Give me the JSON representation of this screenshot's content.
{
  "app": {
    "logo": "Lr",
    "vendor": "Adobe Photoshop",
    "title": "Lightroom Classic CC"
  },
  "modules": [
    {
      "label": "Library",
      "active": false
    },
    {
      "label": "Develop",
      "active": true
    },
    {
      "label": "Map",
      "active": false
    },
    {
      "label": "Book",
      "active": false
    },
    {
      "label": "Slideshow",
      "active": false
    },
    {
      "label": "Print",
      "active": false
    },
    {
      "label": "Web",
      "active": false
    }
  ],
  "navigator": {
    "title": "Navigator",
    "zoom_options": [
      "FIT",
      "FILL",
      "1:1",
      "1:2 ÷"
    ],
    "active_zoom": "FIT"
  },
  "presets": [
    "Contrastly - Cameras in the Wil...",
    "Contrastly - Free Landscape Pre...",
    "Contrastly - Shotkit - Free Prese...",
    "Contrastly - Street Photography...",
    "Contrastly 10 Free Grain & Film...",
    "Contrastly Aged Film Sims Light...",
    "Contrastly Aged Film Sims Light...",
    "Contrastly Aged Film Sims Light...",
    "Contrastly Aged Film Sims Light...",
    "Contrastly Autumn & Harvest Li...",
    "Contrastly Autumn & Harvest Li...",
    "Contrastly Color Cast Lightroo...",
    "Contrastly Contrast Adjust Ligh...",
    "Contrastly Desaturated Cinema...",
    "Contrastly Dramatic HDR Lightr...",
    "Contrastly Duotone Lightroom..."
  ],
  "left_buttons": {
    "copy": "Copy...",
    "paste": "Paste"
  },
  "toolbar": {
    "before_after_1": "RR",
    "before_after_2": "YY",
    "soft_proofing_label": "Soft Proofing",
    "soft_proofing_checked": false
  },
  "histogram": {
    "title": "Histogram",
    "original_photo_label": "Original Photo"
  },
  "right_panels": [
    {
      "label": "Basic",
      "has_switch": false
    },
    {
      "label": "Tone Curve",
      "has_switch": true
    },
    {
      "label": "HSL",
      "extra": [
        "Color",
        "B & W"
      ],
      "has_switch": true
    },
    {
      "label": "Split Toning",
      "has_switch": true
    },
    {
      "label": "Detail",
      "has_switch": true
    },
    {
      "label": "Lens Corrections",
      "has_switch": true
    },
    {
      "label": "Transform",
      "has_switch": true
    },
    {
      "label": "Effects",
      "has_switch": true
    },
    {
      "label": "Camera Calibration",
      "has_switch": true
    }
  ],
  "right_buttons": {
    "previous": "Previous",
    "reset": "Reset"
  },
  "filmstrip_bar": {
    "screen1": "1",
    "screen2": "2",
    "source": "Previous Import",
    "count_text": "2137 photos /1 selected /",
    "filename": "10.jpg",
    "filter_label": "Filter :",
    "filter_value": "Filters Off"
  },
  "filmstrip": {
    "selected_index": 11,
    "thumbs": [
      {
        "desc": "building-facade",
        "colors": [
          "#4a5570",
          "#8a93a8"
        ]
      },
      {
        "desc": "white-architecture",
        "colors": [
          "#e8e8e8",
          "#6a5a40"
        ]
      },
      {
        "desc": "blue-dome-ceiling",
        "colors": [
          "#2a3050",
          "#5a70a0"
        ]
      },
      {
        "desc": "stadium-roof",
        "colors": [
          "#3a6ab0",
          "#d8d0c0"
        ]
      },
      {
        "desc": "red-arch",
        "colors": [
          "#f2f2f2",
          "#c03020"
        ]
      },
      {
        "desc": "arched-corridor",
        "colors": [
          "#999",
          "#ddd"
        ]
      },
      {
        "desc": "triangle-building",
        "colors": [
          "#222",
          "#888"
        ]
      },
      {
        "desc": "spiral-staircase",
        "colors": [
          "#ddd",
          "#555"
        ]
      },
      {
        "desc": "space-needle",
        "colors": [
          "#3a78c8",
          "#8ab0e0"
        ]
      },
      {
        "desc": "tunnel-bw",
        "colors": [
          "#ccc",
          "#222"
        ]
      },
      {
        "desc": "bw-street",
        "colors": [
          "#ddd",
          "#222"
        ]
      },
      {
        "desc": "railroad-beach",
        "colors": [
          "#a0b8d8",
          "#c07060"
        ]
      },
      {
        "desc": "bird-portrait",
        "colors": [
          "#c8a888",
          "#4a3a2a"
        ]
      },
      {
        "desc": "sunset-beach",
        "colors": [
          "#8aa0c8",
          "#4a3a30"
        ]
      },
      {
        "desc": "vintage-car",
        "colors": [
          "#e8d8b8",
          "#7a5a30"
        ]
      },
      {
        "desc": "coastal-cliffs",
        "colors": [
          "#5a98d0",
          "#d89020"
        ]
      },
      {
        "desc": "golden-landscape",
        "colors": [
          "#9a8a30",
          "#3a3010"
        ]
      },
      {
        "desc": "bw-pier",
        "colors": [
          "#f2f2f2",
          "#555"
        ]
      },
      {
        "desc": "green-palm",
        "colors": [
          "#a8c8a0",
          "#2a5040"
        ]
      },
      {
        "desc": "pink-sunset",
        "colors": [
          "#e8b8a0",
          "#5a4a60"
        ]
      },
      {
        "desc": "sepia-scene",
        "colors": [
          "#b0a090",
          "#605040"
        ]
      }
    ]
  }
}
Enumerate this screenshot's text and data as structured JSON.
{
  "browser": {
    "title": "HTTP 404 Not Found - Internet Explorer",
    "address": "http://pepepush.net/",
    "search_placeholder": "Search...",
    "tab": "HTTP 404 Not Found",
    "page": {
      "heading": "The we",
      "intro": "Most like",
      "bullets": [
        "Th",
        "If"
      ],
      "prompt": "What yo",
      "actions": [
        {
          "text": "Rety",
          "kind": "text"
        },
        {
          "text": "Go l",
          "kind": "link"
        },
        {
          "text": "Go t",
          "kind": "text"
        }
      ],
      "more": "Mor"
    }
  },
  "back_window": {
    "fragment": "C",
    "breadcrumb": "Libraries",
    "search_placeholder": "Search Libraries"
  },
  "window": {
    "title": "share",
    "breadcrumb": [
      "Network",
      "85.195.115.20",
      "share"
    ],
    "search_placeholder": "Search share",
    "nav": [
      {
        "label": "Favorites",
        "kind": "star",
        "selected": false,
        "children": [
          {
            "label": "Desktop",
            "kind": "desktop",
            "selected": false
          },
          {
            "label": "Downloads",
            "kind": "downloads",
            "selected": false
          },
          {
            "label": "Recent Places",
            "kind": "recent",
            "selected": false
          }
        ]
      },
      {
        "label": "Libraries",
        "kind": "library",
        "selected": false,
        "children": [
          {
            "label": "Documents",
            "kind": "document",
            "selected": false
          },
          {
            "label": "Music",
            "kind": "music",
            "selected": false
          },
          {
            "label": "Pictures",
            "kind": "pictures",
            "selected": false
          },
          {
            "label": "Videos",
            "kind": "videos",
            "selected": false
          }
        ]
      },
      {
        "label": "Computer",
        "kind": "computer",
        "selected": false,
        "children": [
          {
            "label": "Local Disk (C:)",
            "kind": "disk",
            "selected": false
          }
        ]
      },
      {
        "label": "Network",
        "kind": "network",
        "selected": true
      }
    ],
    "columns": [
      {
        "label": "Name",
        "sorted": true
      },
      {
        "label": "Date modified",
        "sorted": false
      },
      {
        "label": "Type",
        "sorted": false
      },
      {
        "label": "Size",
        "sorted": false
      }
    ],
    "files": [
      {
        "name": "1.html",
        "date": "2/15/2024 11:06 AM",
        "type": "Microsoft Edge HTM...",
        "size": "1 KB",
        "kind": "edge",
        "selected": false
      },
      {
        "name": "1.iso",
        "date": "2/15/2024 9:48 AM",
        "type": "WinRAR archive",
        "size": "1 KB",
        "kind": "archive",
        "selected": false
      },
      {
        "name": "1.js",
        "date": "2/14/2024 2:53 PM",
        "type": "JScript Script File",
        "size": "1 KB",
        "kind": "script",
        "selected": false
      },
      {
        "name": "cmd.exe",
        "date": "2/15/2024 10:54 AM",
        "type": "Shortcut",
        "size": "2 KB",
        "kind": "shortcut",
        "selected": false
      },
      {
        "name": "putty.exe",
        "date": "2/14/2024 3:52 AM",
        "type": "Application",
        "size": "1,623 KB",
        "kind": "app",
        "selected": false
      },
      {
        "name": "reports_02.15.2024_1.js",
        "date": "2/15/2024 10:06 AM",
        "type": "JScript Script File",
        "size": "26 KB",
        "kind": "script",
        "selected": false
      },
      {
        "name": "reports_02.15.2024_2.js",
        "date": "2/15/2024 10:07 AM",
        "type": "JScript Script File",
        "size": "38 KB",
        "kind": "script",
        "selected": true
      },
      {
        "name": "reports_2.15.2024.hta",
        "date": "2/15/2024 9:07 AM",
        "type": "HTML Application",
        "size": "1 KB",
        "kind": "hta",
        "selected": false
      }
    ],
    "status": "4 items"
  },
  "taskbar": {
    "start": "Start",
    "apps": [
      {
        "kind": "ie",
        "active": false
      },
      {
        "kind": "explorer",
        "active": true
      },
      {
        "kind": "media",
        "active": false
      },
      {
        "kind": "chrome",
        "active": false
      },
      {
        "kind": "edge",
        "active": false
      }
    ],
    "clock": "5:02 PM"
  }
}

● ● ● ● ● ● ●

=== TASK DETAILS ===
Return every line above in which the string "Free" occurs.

=== YOUR RESPONSE ===
    "Contrastly - Free Landscape Pre...",
    "Contrastly - Shotkit - Free Prese...",
    "Contrastly 10 Free Grain & Film...",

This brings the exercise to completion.